Though valuing banks on the basis of return on equity and book value is quite common, Warren Buffett has a slightly different opinion on this. While discussing Wells Fargo, Buffett talked about valuing banks a bit differently.

"You don't make money on tangible common equity. You make money on the funds that people give you and the difference between the cost of those funds and what you lend them out on."

ICICI Bank certainly has good access to low cost funds. If it can maintain its franchise and issue loans in a prudent way, it can grow its earnings around 10% for several years even with currently low level of leverage. Stock with double-digit growth potential over several years typically command quite a good multiple on earnings in the market. With ICICI trading at around 10-11 times earnings, this seems like a good entry point to me.

Conclusion

I think concerns around existing loan book of ICICI are quite valid, but market seems to have overreacted to this. Given its long-term growth potential, solid franchise and improving deposit and loan book, I think it could be a good time to take a position in ICICI Bank now. As long as the macro situation in India does not deteriorate, I think ICICI should be able to manage the issue of bad loans with limited financial impact.

Investors in US market also need to consider the currency issue as potential devaluation of Indian rupee against dollar will hurt the returns. Though it is quite difficult to make any forecast on this, at this moment rupee seems to be enjoying a good status among emerging markets due to weak commodity prices, especially of oil and gold. India depends on oil imports for a large share of its energy needs. Low oil prices provide quite a good support to Indian economy as well as to the rupee. Economic growth outlook for India also looks quite good with most of the analysts projecting good level of growth over next few years. Against this backdrop, I think downside risk to rupee seems quite low at the moment.

Disclosure: I am/we are long IBN.

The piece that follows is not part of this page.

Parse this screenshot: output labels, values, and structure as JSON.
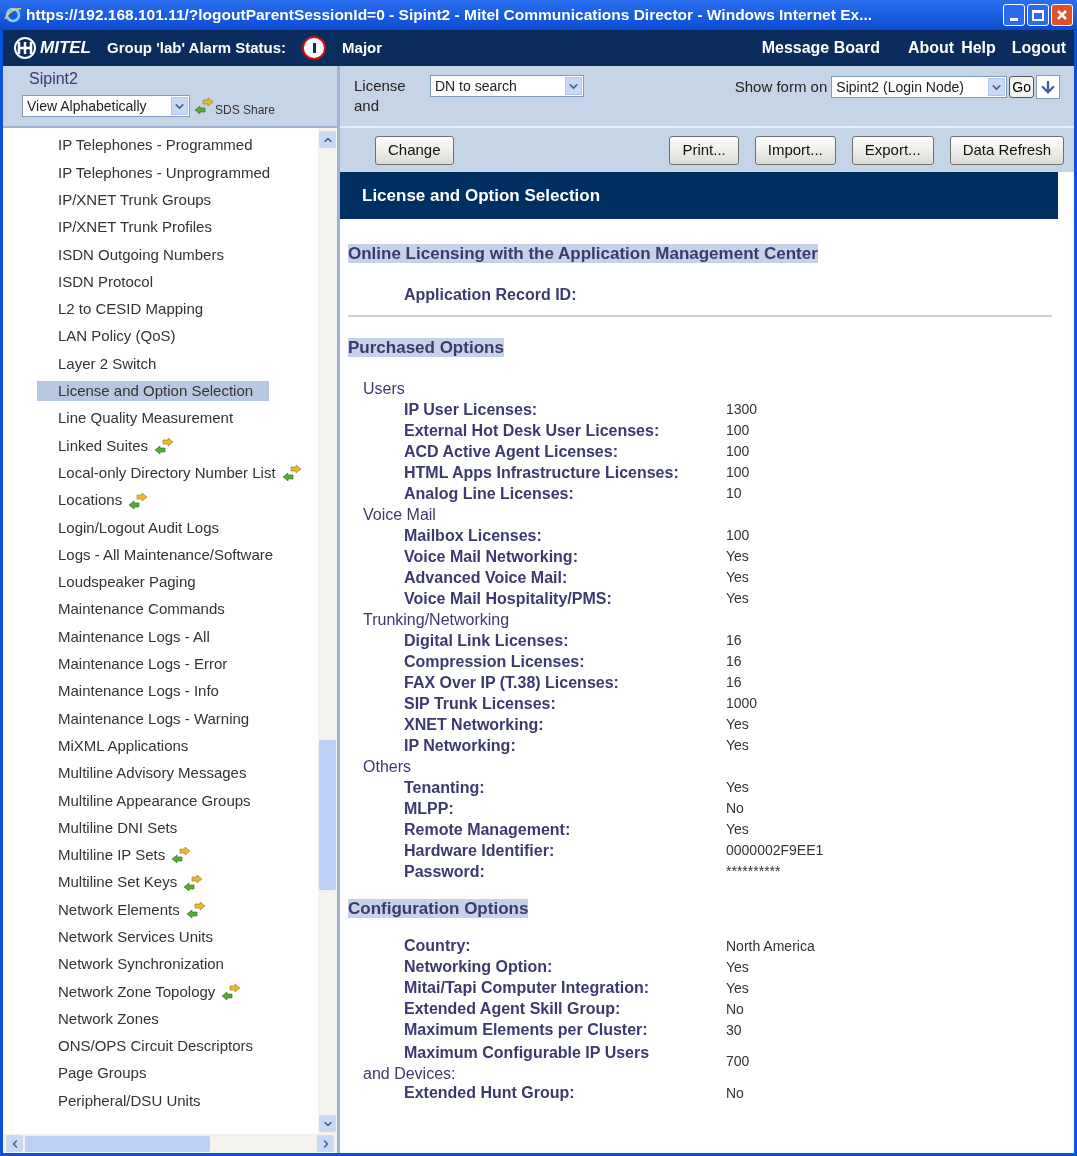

I wrote this article myself, and it expresses my own opinions. I am not receiving compensation for it (other than from Seeking Alpha). I have no business relationship with any company whose stock is mentioned in this article.